In his first blog on monitoring the restless earth, Geraint West, Global Business Manager for Ocean Science, explained how scientists are able to measure underwater ‘avalanches’, or oceanic turbidity currents using our Autonomous Monitoring Transponders (AMTs). In this second blog, of a three-part series, he explains how the same versatile instruments are being used to measure underwater landslides down the sides of Mount Etna, an active stratovolcano on the east coast of Sicily, Italy.

GEOMar Mt. EtnaI’ve previously outlined, the deployment of an AMT network by the GEOMAR Helmholtz Centre for Ocean Research in Kiel to monitor deformation on the Nazca-South American plate boundary using direct ranging measurements with  AMTs.  Derived from Long BaseLine (LBL) acoustic positioning techniques, this involves acoustically measuring the change over time of the relative horizontal displacement between pairs of transponders, while integrated high-resolution pressure sensors measure the change in their relative vertical displacement.

This technique results in millimetric measurement of relative movement between transponders at a high temporal resolution, providing detailed information about seabed deformation over a local area.

Using this technique, GEOMAR measured underwater slippage of the southeast flank of Europe’s most active volcano, Mount Etna, for the first time between April 2016 – July 2017. Satellite observations have previously shown that the flank of the volcano is slowly sliding towards the sea. But, until a network of AMTs was deployed beneath the waves, it was impossible to confirm if and how the submerged segment was moving.

 Fetch Scenario 2The GEOMAR array comprised a network of five AMTs placed astride of the fault in about 1,200m water depth.

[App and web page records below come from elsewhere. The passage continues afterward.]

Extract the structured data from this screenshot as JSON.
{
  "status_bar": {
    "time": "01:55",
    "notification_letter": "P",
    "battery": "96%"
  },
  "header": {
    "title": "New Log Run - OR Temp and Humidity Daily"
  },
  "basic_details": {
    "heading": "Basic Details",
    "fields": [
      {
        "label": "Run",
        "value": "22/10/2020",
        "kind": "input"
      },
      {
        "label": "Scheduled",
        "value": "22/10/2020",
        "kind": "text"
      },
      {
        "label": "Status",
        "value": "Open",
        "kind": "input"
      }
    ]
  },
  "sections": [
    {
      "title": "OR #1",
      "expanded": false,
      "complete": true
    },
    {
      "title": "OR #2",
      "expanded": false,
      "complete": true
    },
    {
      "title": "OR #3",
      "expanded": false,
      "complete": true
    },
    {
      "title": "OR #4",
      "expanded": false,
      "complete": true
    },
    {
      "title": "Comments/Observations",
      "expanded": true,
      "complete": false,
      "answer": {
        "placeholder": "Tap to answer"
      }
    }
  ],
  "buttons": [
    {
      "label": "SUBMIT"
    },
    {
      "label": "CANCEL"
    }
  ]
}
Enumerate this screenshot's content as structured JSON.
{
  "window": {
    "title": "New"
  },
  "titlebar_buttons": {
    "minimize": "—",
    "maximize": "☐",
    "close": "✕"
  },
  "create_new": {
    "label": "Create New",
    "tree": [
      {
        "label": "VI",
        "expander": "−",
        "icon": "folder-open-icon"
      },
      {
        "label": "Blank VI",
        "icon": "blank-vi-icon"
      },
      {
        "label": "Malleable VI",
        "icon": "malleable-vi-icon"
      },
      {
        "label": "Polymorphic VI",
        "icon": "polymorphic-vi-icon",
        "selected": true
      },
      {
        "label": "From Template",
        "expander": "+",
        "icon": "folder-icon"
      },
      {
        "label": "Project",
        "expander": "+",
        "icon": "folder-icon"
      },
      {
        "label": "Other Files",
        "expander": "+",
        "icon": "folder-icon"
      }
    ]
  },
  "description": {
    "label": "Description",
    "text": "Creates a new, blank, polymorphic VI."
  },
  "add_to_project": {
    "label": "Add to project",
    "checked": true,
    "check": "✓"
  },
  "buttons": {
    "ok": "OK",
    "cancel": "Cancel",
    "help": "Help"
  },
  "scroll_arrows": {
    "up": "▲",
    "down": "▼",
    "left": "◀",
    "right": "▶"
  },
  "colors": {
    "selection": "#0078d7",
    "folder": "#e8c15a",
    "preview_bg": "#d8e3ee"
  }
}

Three were on the presumed unstable flank and two on the adjacent stable slope. Measurements logged during a 15-month period confirmed that the entire flank of the volcano is in gravity-driven motion. In one event, the slope slipped about 4 cm in just eight days. The consequences are potentially dramatic. 

“The entire slope is in motion due to gravity. It is therefore quite possible that it could collapse catastrophically, which could trigger a tsunami in the entire Mediterranean,” explains Prof. Heidrun Kopp, co-author of a paper on this project.

While there is still more work to be done towards fully understanding the processes at work on coastal volcano flanks, Dr. Morelia Urlaub, another study co-author, is excited about the potential to greatly improve understanding of these processes; “Our investigation shows that the sound-based geodetic monitoring network can be a tremendous help in this respect.”

Read the first blog here